### TASK
When you give the entries again, keep every word as it stands and drop the pictures.

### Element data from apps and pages
Start of Block
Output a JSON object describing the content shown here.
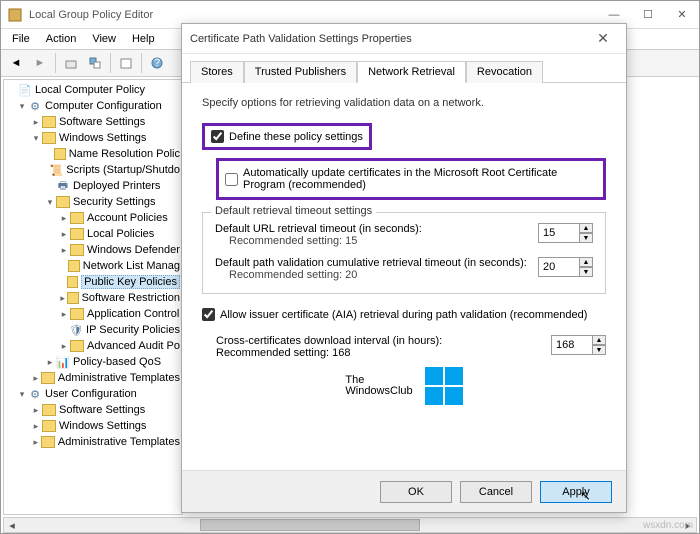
{
  "main": {
    "title": "Local Group Policy Editor",
    "menus": [
      "File",
      "Action",
      "View",
      "Help"
    ]
  },
  "tree": {
    "root": "Local Computer Policy",
    "cc": "Computer Configuration",
    "ss": "Software Settings",
    "ws": "Windows Settings",
    "nrp": "Name Resolution Polic",
    "scr": "Scripts (Startup/Shutdo",
    "dp": "Deployed Printers",
    "sec": "Security Settings",
    "ap": "Account Policies",
    "lp": "Local Policies",
    "wd": "Windows Defender",
    "nlm": "Network List Manag",
    "pkp": "Public Key Policies",
    "sr": "Software Restriction",
    "ac": "Application Control",
    "ipsec": "IP Security Policies",
    "aap": "Advanced Audit Po",
    "qos": "Policy-based QoS",
    "at": "Administrative Templates",
    "uc": "User Configuration",
    "ss2": "Software Settings",
    "ws2": "Windows Settings",
    "at2": "Administrative Templates"
  },
  "dialog": {
    "title": "Certificate Path Validation Settings Properties",
    "tabs": [
      "Stores",
      "Trusted Publishers",
      "Network Retrieval",
      "Revocation"
    ],
    "active_tab": 2,
    "desc": "Specify options for retrieving validation data on a network.",
    "define": "Define these policy settings",
    "auto": "Automatically update certificates in the Microsoft Root Certificate Program (recommended)",
    "grp_legend": "Default retrieval timeout settings",
    "url_l1": "Default URL retrieval timeout (in seconds):",
    "url_l2": "Recommended setting: 15",
    "url_val": "15",
    "path_l1": "Default path validation cumulative retrieval timeout (in seconds):",
    "path_l2": "Recommended setting: 20",
    "path_val": "20",
    "aia": "Allow issuer certificate (AIA) retrieval during path validation (recommended)",
    "cross_l1": "Cross-certificates download interval (in hours):",
    "cross_l2": "Recommended setting: 168",
    "cross_val": "168",
    "logo1": "The",
    "logo2": "WindowsClub",
    "ok": "OK",
    "cancel": "Cancel",
    "apply": "Apply"
  },
  "watermark": "wsxdn.com"
}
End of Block
### OUTPUT
Output a JSON object describing the content shown here.
{
  "main": {
    "title": "Local Group Policy Editor",
    "menus": [
      "File",
      "Action",
      "View",
      "Help"
    ]
  },
  "tree": {
    "root": "Local Computer Policy",
    "cc": "Computer Configuration",
    "ss": "Software Settings",
    "ws": "Windows Settings",
    "nrp": "Name Resolution Polic",
    "scr": "Scripts (Startup/Shutdo",
    "dp": "Deployed Printers",
    "sec": "Security Settings",
    "ap": "Account Policies",
    "lp": "Local Policies",
    "wd": "Windows Defender",
    "nlm": "Network List Manag",
    "pkp": "Public Key Policies",
    "sr": "Software Restriction",
    "ac": "Application Control",
    "ipsec": "IP Security Policies",
    "aap": "Advanced Audit Po",
    "qos": "Policy-based QoS",
    "at": "Administrative Templates",
    "uc": "User Configuration",
    "ss2": "Software Settings",
    "ws2": "Windows Settings",
    "at2": "Administrative Templates"
  },
  "dialog": {
    "title": "Certificate Path Validation Settings Properties",
    "tabs": [
      "Stores",
      "Trusted Publishers",
      "Network Retrieval",
      "Revocation"
    ],
    "active_tab": 2,
    "desc": "Specify options for retrieving validation data on a network.",
    "define": "Define these policy settings",
    "auto": "Automatically update certificates in the Microsoft Root Certificate Program (recommended)",
    "grp_legend": "Default retrieval timeout settings",
    "url_l1": "Default URL retrieval timeout (in seconds):",
    "url_l2": "Recommended setting: 15",
    "url_val": "15",
    "path_l1": "Default path validation cumulative retrieval timeout (in seconds):",
    "path_l2": "Recommended setting: 20",
    "path_val": "20",
    "aia": "Allow issuer certificate (AIA) retrieval during path validation (recommended)",
    "cross_l1": "Cross-certificates download interval (in hours):",
    "cross_l2": "Recommended setting: 168",
    "cross_val": "168",
    "logo1": "The",
    "logo2": "WindowsClub",
    "ok": "OK",
    "cancel": "Cancel",
    "apply": "Apply"
  },
  "watermark": "wsxdn.com"
}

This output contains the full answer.